BALIEM VALLEY TOUR,
High up in the mountains of central Papua at an altitude of 1,600 meters above sea level, hemmed in by steep green mountain walls, lies the stunningly beautiful Baliem valley, home of the Dani tribe
The legendary Baliem Valley is the most popular and most accessible destination in Papua's interior. The Dani people who live here were still dependent on tools of stone, bone and wood when a natural-history expedition led by American Richard Archbold chanced upon the valley in 1938. The Dani have since adopted various modern ways and new beliefs, but the valley and surrounding highlands remain one of the world’s last fascinatingly traditional areas.
The main valley is about 60km long and 16km wide and bounded by high mountains on all sides. The only sizeable town, Wamena, sits at its centre at an altitude of 1650m. The powerful Kali Baliem (Baliem River), running through the valley, escapes through a narrow gorge at the southern end. Amid this spectacular scenery, the majority of Dani still live close to nature, tending their vegetable plots and pigs around villages composed of circular thatched huts called honai. Roads are few, and the raging mountain rivers are crossed on hanging footbridges that may be held together only by natural twine.

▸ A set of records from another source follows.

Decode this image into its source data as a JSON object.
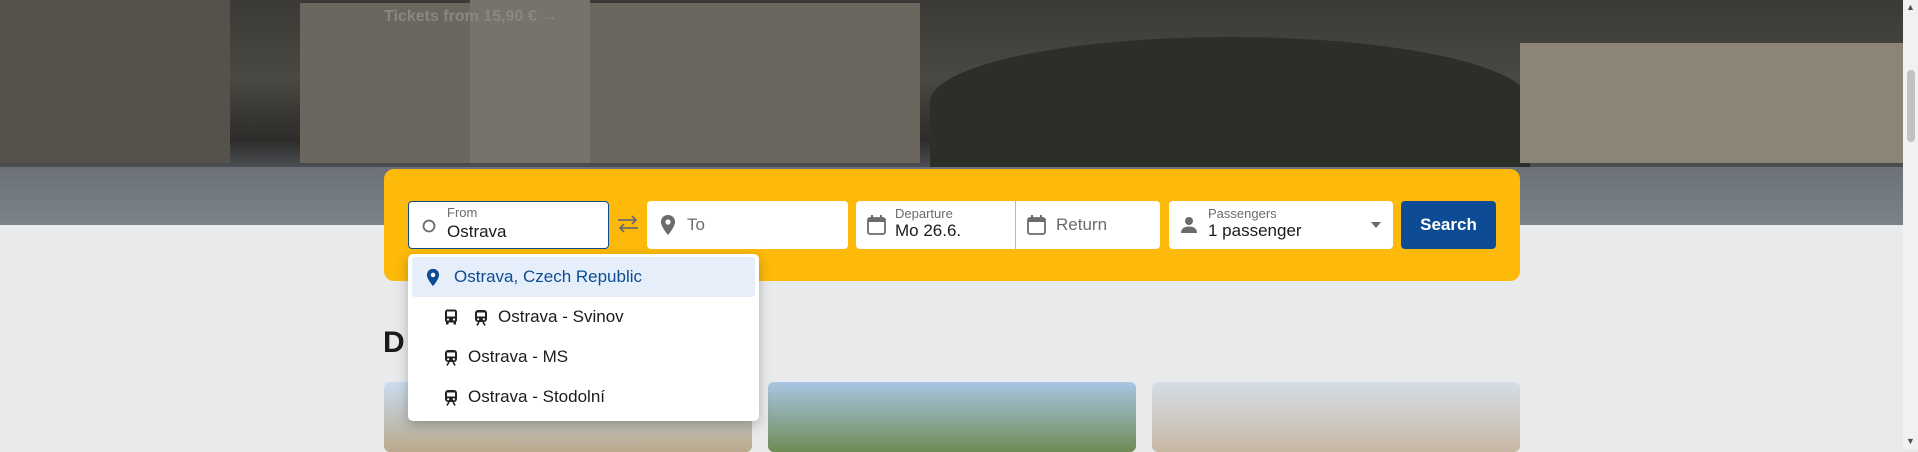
{
  "hero": {
    "promo_text": "Tickets from 15,90 € →"
  },
  "search": {
    "from": {
      "label": "From",
      "value": "Ostrava"
    },
    "to": {
      "placeholder": "To"
    },
    "departure": {
      "label": "Departure",
      "value": "Mo 26.6."
    },
    "return": {
      "placeholder": "Return"
    },
    "passengers": {
      "label": "Passengers",
      "value": "1 passenger"
    },
    "search_label": "Search"
  },
  "suggestions": [
    {
      "label": "Ostrava, Czech Republic",
      "icons": [
        "location-pin-icon"
      ],
      "highlighted": true
    },
    {
      "label": "Ostrava - Svinov",
      "icons": [
        "bus-icon",
        "train-icon"
      ]
    },
    {
      "label": "Ostrava - MS",
      "icons": [
        "train-icon"
      ]
    },
    {
      "label": "Ostrava - Stodolní",
      "icons": [
        "train-icon"
      ]
    }
  ],
  "section": {
    "heading_partial": "D"
  },
  "colors": {
    "accent_yellow": "#fdba0a",
    "primary_blue": "#0d4c94",
    "highlight": "#e6eff9"
  }
}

Baliem valley is 72 km. long, and 15 km to 31 km wide in places. It is cut by the Baliem river, which has its source in the northern Trikora mountain, cascading into the Grand Valley, to meander down and further rushing south dropping 1,500 meters to become a large muddy river that slowly empties into the Arafura Sea.
The first outsider to discover the valley was American Richard Archbold, who, on 23 June 1938 from his seaplane, suddenly sighted this awesome valley dotted with neat terraced green fields of sweet potatoes, set among craggy mountain peaks. This is Indonesia’s own Shangri-La.
Only recently emerged from the Stone Age, the Dani are known as the “gentle warriors”. With their simple tools of stone and bone, they nonetheless, managed to sculpt green fields that hug the hills, where they grow root crops, and raise pigs. They have also built outposts and lookout towers to defend their valley from hostile tribes.
Because of the fertile soil and their agricultural skills, the Dani together with the sub-tribes of the Yali and the Lani, are, therefore, the most populous in Papua, living scattered in small communities near their gardens among the steep mountain slopes. Today, they also cultivate bananas, taro and yams, ginger, tobacco and cucumbers.
The men's and women's huts (locally called the honai) have thick thatched roofs, which keep the huts cool during the day and warm during the cold nights.